Firstly, I’d like to thank Mrs. Kimberly Krupicka, my 8th grade science teacher, for mentoring me as a teacher through an earlier science fair project on cyber-bullying, that inspired me to pursue this project. Her support has been a great help.

I’d also like to acknowledge and thank Ms. Elizabeth Kaleta and Mrs. Ann Ketcherside for allowing me to test their 6th graders during the first 20-30 minutes of the school day for almost 3 weeks in late March to early April. They helped to contribute almost 60-70 of the test subjects in this project (300-350 trials). Their support of my project helped my Results to grow in both size and validity, and I owe that to them.

On that note, I’d also like to thank Thomas. G. Scullen Middle School’s administrators, faculty and staff, for supporting me through this project in many ways. Mr. Marcus Fredericks and Ms. Jessica Bogie allowing me to take time out of the advisory period to test other classrooms in our school and in the lunchroom. I thank them for believing in me and my project work.

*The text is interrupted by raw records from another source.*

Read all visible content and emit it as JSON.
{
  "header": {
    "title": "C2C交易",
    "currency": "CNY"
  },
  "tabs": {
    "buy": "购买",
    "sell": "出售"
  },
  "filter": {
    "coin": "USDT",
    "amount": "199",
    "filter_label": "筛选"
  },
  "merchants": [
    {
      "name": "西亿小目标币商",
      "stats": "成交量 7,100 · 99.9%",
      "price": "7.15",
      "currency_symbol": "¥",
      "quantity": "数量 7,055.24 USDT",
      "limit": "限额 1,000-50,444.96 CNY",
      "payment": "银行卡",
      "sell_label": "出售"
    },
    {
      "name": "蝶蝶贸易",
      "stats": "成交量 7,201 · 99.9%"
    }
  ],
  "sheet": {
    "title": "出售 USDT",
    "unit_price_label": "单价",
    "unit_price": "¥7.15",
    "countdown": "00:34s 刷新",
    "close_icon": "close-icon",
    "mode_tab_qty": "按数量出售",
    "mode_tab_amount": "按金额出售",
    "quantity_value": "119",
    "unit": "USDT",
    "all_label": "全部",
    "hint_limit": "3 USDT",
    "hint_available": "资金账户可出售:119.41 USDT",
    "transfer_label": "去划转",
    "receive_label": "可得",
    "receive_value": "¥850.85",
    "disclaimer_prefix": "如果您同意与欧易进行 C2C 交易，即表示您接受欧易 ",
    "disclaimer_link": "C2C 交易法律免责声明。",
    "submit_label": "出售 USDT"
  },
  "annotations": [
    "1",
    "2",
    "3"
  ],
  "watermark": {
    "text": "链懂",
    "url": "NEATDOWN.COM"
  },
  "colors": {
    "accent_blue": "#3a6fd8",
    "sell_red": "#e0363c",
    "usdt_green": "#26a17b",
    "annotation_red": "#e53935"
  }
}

I’d also like to mention that a lot of my testing for adolescents from the ages of 14-18 was conducted at the local library-the Naperville Public Library. I would like to acknowledge and thank them as a great facility and applaud their support in allowing me to test subjects at their library. And to the subjects- I’d like to thank them for taking a few minutes out of their day to participate in these anonymous tests.  It’s people like them who help to grow science and research on important issues like cyber-bullying around the world, for they didn’t just contribute  to a science project, but to a growing scientific community.

I would also like to take a moment to acknowledge and thank those that mentored me through my anti-bullying product prototype. As part of being an innovative and enterprising 13 year-old, from a young age, I have enjoyed developing product ideas and pitching them to potential investors. The Illinois Mathematics and Science Academy (IMSA -, a gifted college preparatory school for 10-12th graders runs a program called “Talent PowerPitch”, where the students pitch their Product ideas to real investors at 1871(  an entrepreneurial hub in Chicago, for cash prizes. Despite the fact I’m only 13, two of the directors of this program, Carl Heine and Jim Gerry, have allowed me to compete against the high school students for the last 3 years (I did my first PowerPitch when I was 11). This year, I pitched my anti-bullying software product idea as part of the Prelims and at the Finals at 1871 and won 1st place. Thank you Carl and Jim for believing in me all along.

Last, but definitely not least, I’d like to thank my amazing parents for supporting me as I worked through this endeavor. My mother helped to review my dashboard work and slides (as I a writer, I tend to be quite verbose) and provided feedback to keep them concise. My father helped mentor me through the technical aspects of building the systems and helped me with setting up Apache rewrite rules for WAMP server. My father also mentored me with technical aspects of  “Rethink” prototype as I started to look into how a potential prototype could work. Beyond that, I’d like to thank them for being the best parents in the world. My grandmother back in India prayed everyday that I achieve what I dream for. Thank you, Grandma, for your love and support. Their constant trust and belief in me and what I can do is the reason I am who I am today.